WHAT YOU SHOULD DO → Present the data once more in exactly its original form.
Start of DATASET
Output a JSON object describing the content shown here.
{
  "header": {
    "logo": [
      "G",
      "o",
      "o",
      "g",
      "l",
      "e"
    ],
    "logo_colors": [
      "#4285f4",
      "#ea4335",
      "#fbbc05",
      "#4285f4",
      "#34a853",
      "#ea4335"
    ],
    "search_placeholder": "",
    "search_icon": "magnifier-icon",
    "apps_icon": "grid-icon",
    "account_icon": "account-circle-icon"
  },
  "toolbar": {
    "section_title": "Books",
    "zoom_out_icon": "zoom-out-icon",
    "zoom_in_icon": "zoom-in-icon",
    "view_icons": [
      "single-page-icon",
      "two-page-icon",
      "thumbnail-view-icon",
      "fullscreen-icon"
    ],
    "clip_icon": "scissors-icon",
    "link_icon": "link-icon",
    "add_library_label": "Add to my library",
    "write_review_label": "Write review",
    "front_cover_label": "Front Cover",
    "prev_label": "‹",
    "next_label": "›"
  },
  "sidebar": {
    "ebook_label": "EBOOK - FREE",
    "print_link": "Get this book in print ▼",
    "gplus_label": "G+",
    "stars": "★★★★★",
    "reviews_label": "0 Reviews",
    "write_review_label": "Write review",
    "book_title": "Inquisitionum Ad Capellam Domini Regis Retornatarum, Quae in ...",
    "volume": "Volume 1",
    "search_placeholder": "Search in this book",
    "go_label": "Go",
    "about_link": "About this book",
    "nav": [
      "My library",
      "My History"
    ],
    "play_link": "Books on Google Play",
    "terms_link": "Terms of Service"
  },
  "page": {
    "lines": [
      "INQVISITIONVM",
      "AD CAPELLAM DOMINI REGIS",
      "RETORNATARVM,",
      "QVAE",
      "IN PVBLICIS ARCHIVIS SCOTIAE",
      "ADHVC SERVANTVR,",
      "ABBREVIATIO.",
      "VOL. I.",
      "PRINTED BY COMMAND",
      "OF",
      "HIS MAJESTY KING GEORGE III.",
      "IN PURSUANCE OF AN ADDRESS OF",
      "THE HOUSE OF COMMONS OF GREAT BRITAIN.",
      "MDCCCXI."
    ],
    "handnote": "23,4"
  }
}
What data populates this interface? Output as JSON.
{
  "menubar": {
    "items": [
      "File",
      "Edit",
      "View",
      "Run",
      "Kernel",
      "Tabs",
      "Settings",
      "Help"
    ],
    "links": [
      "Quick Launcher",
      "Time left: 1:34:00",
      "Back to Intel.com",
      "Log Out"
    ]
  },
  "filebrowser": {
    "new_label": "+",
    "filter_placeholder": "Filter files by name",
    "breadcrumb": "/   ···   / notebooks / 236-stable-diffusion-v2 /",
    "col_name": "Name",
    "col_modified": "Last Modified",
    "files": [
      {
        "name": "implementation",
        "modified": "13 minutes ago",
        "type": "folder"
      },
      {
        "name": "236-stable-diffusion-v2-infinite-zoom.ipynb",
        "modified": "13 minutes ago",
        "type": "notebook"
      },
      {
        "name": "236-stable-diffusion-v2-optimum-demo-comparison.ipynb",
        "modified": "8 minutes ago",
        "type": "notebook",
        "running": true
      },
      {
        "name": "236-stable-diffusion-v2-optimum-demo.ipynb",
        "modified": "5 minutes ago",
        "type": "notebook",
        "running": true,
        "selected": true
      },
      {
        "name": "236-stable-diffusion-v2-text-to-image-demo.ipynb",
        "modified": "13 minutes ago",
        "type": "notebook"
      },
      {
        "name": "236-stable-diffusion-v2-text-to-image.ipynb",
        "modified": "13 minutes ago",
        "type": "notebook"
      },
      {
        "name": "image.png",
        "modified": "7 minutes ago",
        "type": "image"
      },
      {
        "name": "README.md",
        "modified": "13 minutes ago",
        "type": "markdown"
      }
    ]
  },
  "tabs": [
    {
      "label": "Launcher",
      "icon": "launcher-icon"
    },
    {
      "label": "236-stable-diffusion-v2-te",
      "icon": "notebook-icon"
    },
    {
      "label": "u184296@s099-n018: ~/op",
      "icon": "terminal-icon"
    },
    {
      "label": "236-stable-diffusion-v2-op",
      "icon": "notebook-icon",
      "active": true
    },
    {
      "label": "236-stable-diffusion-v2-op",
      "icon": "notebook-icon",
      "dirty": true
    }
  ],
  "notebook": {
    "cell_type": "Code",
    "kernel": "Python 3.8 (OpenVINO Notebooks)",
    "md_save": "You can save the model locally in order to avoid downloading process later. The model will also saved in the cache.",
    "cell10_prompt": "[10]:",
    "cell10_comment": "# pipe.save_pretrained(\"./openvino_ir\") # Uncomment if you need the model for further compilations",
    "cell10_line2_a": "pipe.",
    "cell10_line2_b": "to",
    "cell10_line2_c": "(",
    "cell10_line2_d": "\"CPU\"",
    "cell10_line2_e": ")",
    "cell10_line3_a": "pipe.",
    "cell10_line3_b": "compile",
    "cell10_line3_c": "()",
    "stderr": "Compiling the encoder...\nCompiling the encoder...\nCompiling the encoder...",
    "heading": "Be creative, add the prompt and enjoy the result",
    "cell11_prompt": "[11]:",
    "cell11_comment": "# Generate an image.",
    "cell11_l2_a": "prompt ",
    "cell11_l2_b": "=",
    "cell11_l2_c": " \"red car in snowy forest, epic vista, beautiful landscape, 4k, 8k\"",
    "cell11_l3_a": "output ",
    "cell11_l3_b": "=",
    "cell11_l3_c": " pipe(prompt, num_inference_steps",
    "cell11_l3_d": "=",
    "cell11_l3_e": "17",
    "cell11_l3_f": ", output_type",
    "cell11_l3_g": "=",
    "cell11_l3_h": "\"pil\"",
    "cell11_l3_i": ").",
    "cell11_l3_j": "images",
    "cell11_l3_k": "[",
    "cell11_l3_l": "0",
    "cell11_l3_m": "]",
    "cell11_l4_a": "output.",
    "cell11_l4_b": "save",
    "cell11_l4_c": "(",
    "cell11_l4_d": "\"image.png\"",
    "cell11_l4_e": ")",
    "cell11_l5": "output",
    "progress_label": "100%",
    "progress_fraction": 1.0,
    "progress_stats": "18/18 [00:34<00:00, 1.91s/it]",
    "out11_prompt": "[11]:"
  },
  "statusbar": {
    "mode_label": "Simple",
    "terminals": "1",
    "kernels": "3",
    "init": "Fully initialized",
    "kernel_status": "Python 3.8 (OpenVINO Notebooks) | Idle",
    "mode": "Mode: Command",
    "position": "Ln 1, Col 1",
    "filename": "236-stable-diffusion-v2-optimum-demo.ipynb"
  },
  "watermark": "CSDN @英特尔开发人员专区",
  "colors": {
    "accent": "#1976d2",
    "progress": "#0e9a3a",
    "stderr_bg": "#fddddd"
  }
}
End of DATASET
SOLUTION TO THIS PROBLEM →
Output a JSON object describing the content shown here.
{
  "header": {
    "logo": [
      "G",
      "o",
      "o",
      "g",
      "l",
      "e"
    ],
    "logo_colors": [
      "#4285f4",
      "#ea4335",
      "#fbbc05",
      "#4285f4",
      "#34a853",
      "#ea4335"
    ],
    "search_placeholder": "",
    "search_icon": "magnifier-icon",
    "apps_icon": "grid-icon",
    "account_icon": "account-circle-icon"
  },
  "toolbar": {
    "section_title": "Books",
    "zoom_out_icon": "zoom-out-icon",
    "zoom_in_icon": "zoom-in-icon",
    "view_icons": [
      "single-page-icon",
      "two-page-icon",
      "thumbnail-view-icon",
      "fullscreen-icon"
    ],
    "clip_icon": "scissors-icon",
    "link_icon": "link-icon",
    "add_library_label": "Add to my library",
    "write_review_label": "Write review",
    "front_cover_label": "Front Cover",
    "prev_label": "‹",
    "next_label": "›"
  },
  "sidebar": {
    "ebook_label": "EBOOK - FREE",
    "print_link": "Get this book in print ▼",
    "gplus_label": "G+",
    "stars": "★★★★★",
    "reviews_label": "0 Reviews",
    "write_review_label": "Write review",
    "book_title": "Inquisitionum Ad Capellam Domini Regis Retornatarum, Quae in ...",
    "volume": "Volume 1",
    "search_placeholder": "Search in this book",
    "go_label": "Go",
    "about_link": "About this book",
    "nav": [
      "My library",
      "My History"
    ],
    "play_link": "Books on Google Play",
    "terms_link": "Terms of Service"
  },
  "page": {
    "lines": [
      "INQVISITIONVM",
      "AD CAPELLAM DOMINI REGIS",
      "RETORNATARVM,",
      "QVAE",
      "IN PVBLICIS ARCHIVIS SCOTIAE",
      "ADHVC SERVANTVR,",
      "ABBREVIATIO.",
      "VOL. I.",
      "PRINTED BY COMMAND",
      "OF",
      "HIS MAJESTY KING GEORGE III.",
      "IN PURSUANCE OF AN ADDRESS OF",
      "THE HOUSE OF COMMONS OF GREAT BRITAIN.",
      "MDCCCXI."
    ],
    "handnote": "23,4"
  }
}
What data populates this interface? Output as JSON.
{
  "menubar": {
    "items": [
      "File",
      "Edit",
      "View",
      "Run",
      "Kernel",
      "Tabs",
      "Settings",
      "Help"
    ],
    "links": [
      "Quick Launcher",
      "Time left: 1:34:00",
      "Back to Intel.com",
      "Log Out"
    ]
  },
  "filebrowser": {
    "new_label": "+",
    "filter_placeholder": "Filter files by name",
    "breadcrumb": "/   ···   / notebooks / 236-stable-diffusion-v2 /",
    "col_name": "Name",
    "col_modified": "Last Modified",
    "files": [
      {
        "name": "implementation",
        "modified": "13 minutes ago",
        "type": "folder"
      },
      {
        "name": "236-stable-diffusion-v2-infinite-zoom.ipynb",
        "modified": "13 minutes ago",
        "type": "notebook"
      },
      {
        "name": "236-stable-diffusion-v2-optimum-demo-comparison.ipynb",
        "modified": "8 minutes ago",
        "type": "notebook",
        "running": true
      },
      {
        "name": "236-stable-diffusion-v2-optimum-demo.ipynb",
        "modified": "5 minutes ago",
        "type": "notebook",
        "running": true,
        "selected": true
      },
      {
        "name": "236-stable-diffusion-v2-text-to-image-demo.ipynb",
        "modified": "13 minutes ago",
        "type": "notebook"
      },
      {
        "name": "236-stable-diffusion-v2-text-to-image.ipynb",
        "modified": "13 minutes ago",
        "type": "notebook"
      },
      {
        "name": "image.png",
        "modified": "7 minutes ago",
        "type": "image"
      },
      {
        "name": "README.md",
        "modified": "13 minutes ago",
        "type": "markdown"
      }
    ]
  },
  "tabs": [
    {
      "label": "Launcher",
      "icon": "launcher-icon"
    },
    {
      "label": "236-stable-diffusion-v2-te",
      "icon": "notebook-icon"
    },
    {
      "label": "u184296@s099-n018: ~/op",
      "icon": "terminal-icon"
    },
    {
      "label": "236-stable-diffusion-v2-op",
      "icon": "notebook-icon",
      "active": true
    },
    {
      "label": "236-stable-diffusion-v2-op",
      "icon": "notebook-icon",
      "dirty": true
    }
  ],
  "notebook": {
    "cell_type": "Code",
    "kernel": "Python 3.8 (OpenVINO Notebooks)",
    "md_save": "You can save the model locally in order to avoid downloading process later. The model will also saved in the cache.",
    "cell10_prompt": "[10]:",
    "cell10_comment": "# pipe.save_pretrained(\"./openvino_ir\") # Uncomment if you need the model for further compilations",
    "cell10_line2_a": "pipe.",
    "cell10_line2_b": "to",
    "cell10_line2_c": "(",
    "cell10_line2_d": "\"CPU\"",
    "cell10_line2_e": ")",
    "cell10_line3_a": "pipe.",
    "cell10_line3_b": "compile",
    "cell10_line3_c": "()",
    "stderr": "Compiling the encoder...\nCompiling the encoder...\nCompiling the encoder...",
    "heading": "Be creative, add the prompt and enjoy the result",
    "cell11_prompt": "[11]:",
    "cell11_comment": "# Generate an image.",
    "cell11_l2_a": "prompt ",
    "cell11_l2_b": "=",
    "cell11_l2_c": " \"red car in snowy forest, epic vista, beautiful landscape, 4k, 8k\"",
    "cell11_l3_a": "output ",
    "cell11_l3_b": "=",
    "cell11_l3_c": " pipe(prompt, num_inference_steps",
    "cell11_l3_d": "=",
    "cell11_l3_e": "17",
    "cell11_l3_f": ", output_type",
    "cell11_l3_g": "=",
    "cell11_l3_h": "\"pil\"",
    "cell11_l3_i": ").",
    "cell11_l3_j": "images",
    "cell11_l3_k": "[",
    "cell11_l3_l": "0",
    "cell11_l3_m": "]",
    "cell11_l4_a": "output.",
    "cell11_l4_b": "save",
    "cell11_l4_c": "(",
    "cell11_l4_d": "\"image.png\"",
    "cell11_l4_e": ")",
    "cell11_l5": "output",
    "progress_label": "100%",
    "progress_fraction": 1.0,
    "progress_stats": "18/18 [00:34<00:00, 1.91s/it]",
    "out11_prompt": "[11]:"
  },
  "statusbar": {
    "mode_label": "Simple",
    "terminals": "1",
    "kernels": "3",
    "init": "Fully initialized",
    "kernel_status": "Python 3.8 (OpenVINO Notebooks) | Idle",
    "mode": "Mode: Command",
    "position": "Ln 1, Col 1",
    "filename": "236-stable-diffusion-v2-optimum-demo.ipynb"
  },
  "watermark": "CSDN @英特尔开发人员专区",
  "colors": {
    "accent": "#1976d2",
    "progress": "#0e9a3a",
    "stderr_bg": "#fddddd"
  }
}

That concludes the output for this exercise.